Unless you’re a legal expert, it’s not always clear which laws may or may not apply to your business and website. One such law that has become a hot topic of conversation is ADA Compliance. Does it really apply to your business or organization’s website?
In short, yes. A website that offers goods, services, or information intended to be used by the general public is considered “a place of public accommodation” under Title III of ADA and legally required to be accessible to people with disabilities.
Read on for a more in-depth explanation of ADA Compliance as well as the responsibilities and risks business owners face with their website.
What is the ADA?
The Americans with Disabilities Act (ADA), passed in 1990, is a civil rights law that prohibits discrimination of individuals with disabilities in all areas of public life and places open to the general public. It applies to the government, schools, and businesses as well as anyone who offers goods or services to the public.
You are most likely familiar with the ADA in its physical sense as you encounter accommodations like wheelchair ramps, which make physical spaces accessible to people with disabilities. However, the ADA has come to apply to our digital spaces, so people with disabilities have equal access to the goods, services, technology, and information found online.

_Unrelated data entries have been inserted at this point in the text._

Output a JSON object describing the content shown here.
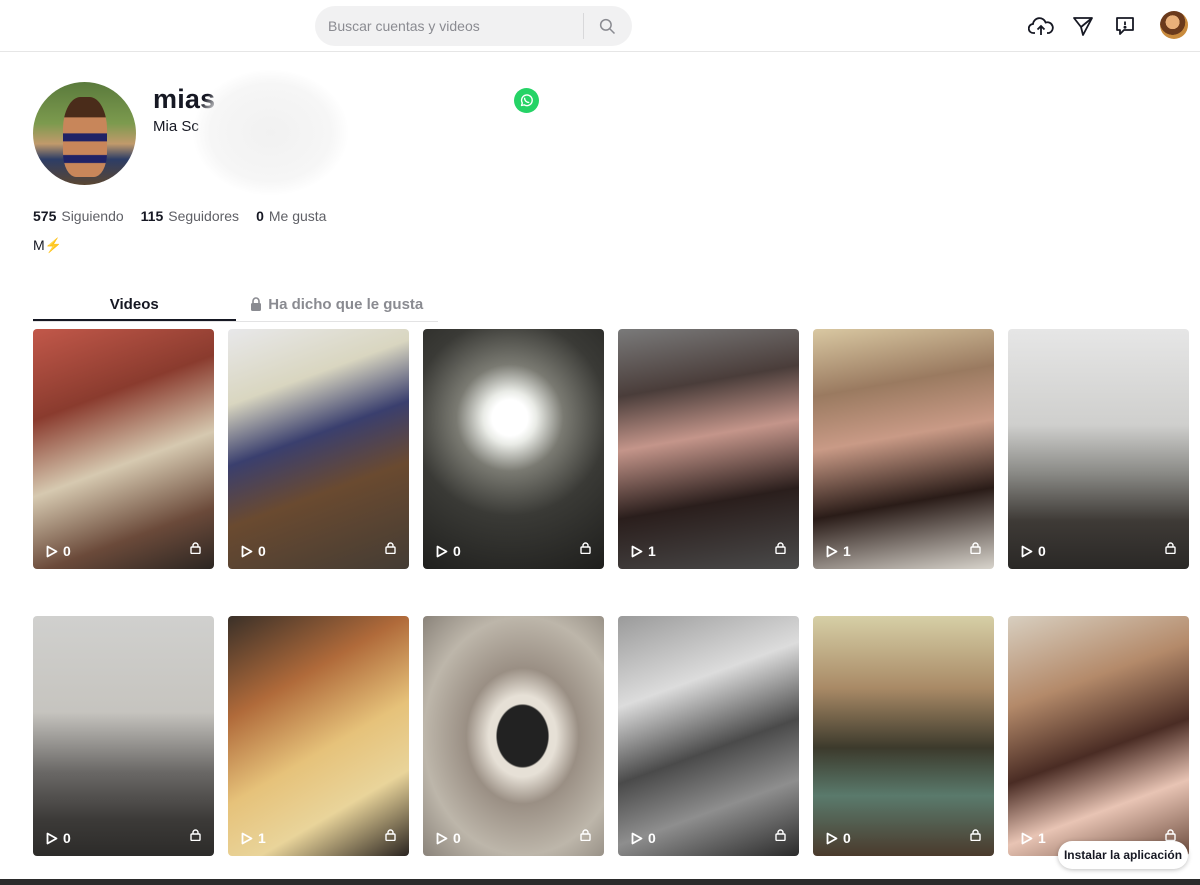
{
  "search": {
    "placeholder": "Buscar cuentas y videos"
  },
  "header": {
    "icons": [
      "upload-cloud-icon",
      "send-inbox-icon",
      "messages-icon",
      "user-avatar"
    ]
  },
  "profile": {
    "username": "mias",
    "nickname": "Mia Sc",
    "stats": {
      "following_count": "575",
      "following_label": "Siguiendo",
      "followers_count": "115",
      "followers_label": "Seguidores",
      "likes_count": "0",
      "likes_label": "Me gusta"
    },
    "bio": "M⚡"
  },
  "tabs": {
    "videos": "Videos",
    "liked": "Ha dicho que le gusta"
  },
  "videos": [
    {
      "views": "0",
      "bg": "linear-gradient(160deg,#c2584a 0%,#8a3b2e 30%,#d6c9b0 55%,#6b4a3a 80%,#2c2622 100%)"
    },
    {
      "views": "0",
      "bg": "linear-gradient(160deg,#e8e8ea 0%,#d9d6c0 25%,#3a3f6e 45%,#6a4a30 65%,#443c34 100%)"
    },
    {
      "views": "0",
      "bg": "radial-gradient(circle at 48% 37%,#ffffff 0 10%,#e9ebe6 15%,#7a7a72 30%,#3a3a36 55%,#1e1e1c 100%)"
    },
    {
      "views": "1",
      "bg": "linear-gradient(170deg,#7a7a7a 0%,#4a3d3a 25%,#c4958a 45%,#2a1e1c 70%,#4a4a4a 100%)"
    },
    {
      "views": "1",
      "bg": "linear-gradient(170deg,#d9c8a2 0%,#9a7a60 25%,#c99a86 45%,#2a1c18 70%,#d8d4cc 100%)"
    },
    {
      "views": "0",
      "bg": "linear-gradient(180deg,#e6e6e6 0%,#cfcfcd 40%,#8a8a86 60%,#3e3a36 80%,#2a2826 100%)"
    },
    {
      "views": "0",
      "bg": "linear-gradient(180deg,#d0d0ce 0%,#c6c4bf 40%,#6a6866 65%,#3c3a38 85%,#2c2b29 100%)"
    },
    {
      "views": "1",
      "bg": "linear-gradient(150deg,#3a3028 0%,#b06a3a 30%,#e6c27a 55%,#e9d49a 75%,#2a2420 100%)"
    },
    {
      "views": "0",
      "bg": "radial-gradient(ellipse at 55% 50%,#222 0 18%,#e6e0d6 19% 24%,#9a8f84 40%,#bdb6aa 70%,#8a837a 100%)"
    },
    {
      "views": "0",
      "bg": "linear-gradient(160deg,#9a9a9a 0%,#dcdcdc 30%,#4a4a4a 55%,#8e8e8e 75%,#2a2a2a 100%)"
    },
    {
      "views": "0",
      "bg": "linear-gradient(180deg,#d6cfa6 0%,#a98a66 30%,#3c3a2c 55%,#5a7a6c 75%,#4a3a2c 100%)"
    },
    {
      "views": "1",
      "bg": "linear-gradient(160deg,#d8cfc0 0%,#b48a6a 30%,#4a2c24 55%,#e8c4b4 75%,#6a4a3c 100%)"
    }
  ],
  "install": {
    "label": "Instalar la aplicación"
  },
  "colors": {
    "whatsapp": "#25d366",
    "text": "#161823",
    "muted": "#8a8b91"
  }
}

When the ADA was first passed in 1990, there were no websites online. However, the United States Department of Justice (DOJ) has since stated that the ADA was always meant to keep up with rapidly changing technology. Since 1996, the DOJ has consistently taken the position that the ADA applies to web content and that websites are considered places of public accommodation. In 2010, the DOJ further solidified this position when it released the ADA Standards for Accessible Design.
ADA Compliance vs. Section 508 Compliance
ADA Compliance is not the same thing as 508 Compliance, even though they both involve accessibility.
ADA Compliance is sometimes confused with Section 508 Compliance of the Rehabilitation Act, which is a federal law and strictly applies to federal agencies and federal departments. ADA Compliance is a civil rights law that applies to places of public accommodation, specifically to businesses, nonprofits, local governments, and state governments. In short, if your business or organization caters to the general public, then your website must be ADA Compliant.
The part of ADA that affects how businesses serve the general public, both online and in-person, is under Title III. It is what would be cited if an individual wished to file a civil lawsuit against a business that is physically or digitally inaccessible. Title III of ADA prohibits private places of public accommodation from discriminating against people with disabilities. As a result, businesses of all types (online & in-person) have to make it possible for customers with disabilities to access their services.
Who Needs to be ADA Compliant?
Title III of the ADA prohibits discrimination against people with disabilities by businesses open to the public. The U.S. Department of Justice has consistently take the position that the ADA’s requirements apply to all goods, services, privileges, and activities offered by public accommodations.
As a result, if your website offers goods, services, or information intended for the general public, it is legally required to become ADA compliant and offer reasonable accessibility.
Who is Responsible for ADA Compliance?
Every website owner (i.e. the business owner) is solely responsible for developing a website that offers “reasonable accessibility.” Regardless of who builds and develops the website, it is the website owner that is responsible for implementing the accessibility standards and personally liable for noncompliance. In most cases of noncompliance, it is completely unintentional. Even though website owners aren’t intentionally ignoring these standards, they will be held completely liable
What is the Risk of Non-Compliance?
If your website is not ADA-Compliant, then your business faces financial and reputational risks. Under U.S. law, citizens can file civil lawsuits and sue businesses with inaccessible websites. Losing an ADA-related lawsuit can result in:
- Legal fees
- Large settlements
- Hefty fines for violation
- Public relations problems
- Damage to brand reputation
Being unaware of the law isn’t a defense against digital inaccessibility and business owners will be held just as liable. First-time violations can result in fines to the government from $55,000-$75,000 and then a $150,000 fine for every repeat violation. In short, if your website is not ADA Compliant, you can end up spending hundreds of thousands of dollars in paying fines and settling civil lawsuits.
Click here to read about the rapid rise in website accessibility lawsuits.
Become ADA Compliant Today
What does an ADA-complaint website look like exactly? Well, there are no clear regulations. Websites must make an effort to offer “reasonable accessibility” to people with disabilities. It is at the discretion of the business owner how they would like to make their website compliant.
Sun Sign Designs offers the digital accessibility solution needed for your website to meet ADA Compliance. There’s no need to overhaul your website and rewrite code—we will seamlessly integrate our AI-powered accessibility widget onto your website, so your business can remain accessible to all individuals. We offer an easy, secure compliance solution that doesn’t require reworking your entire site.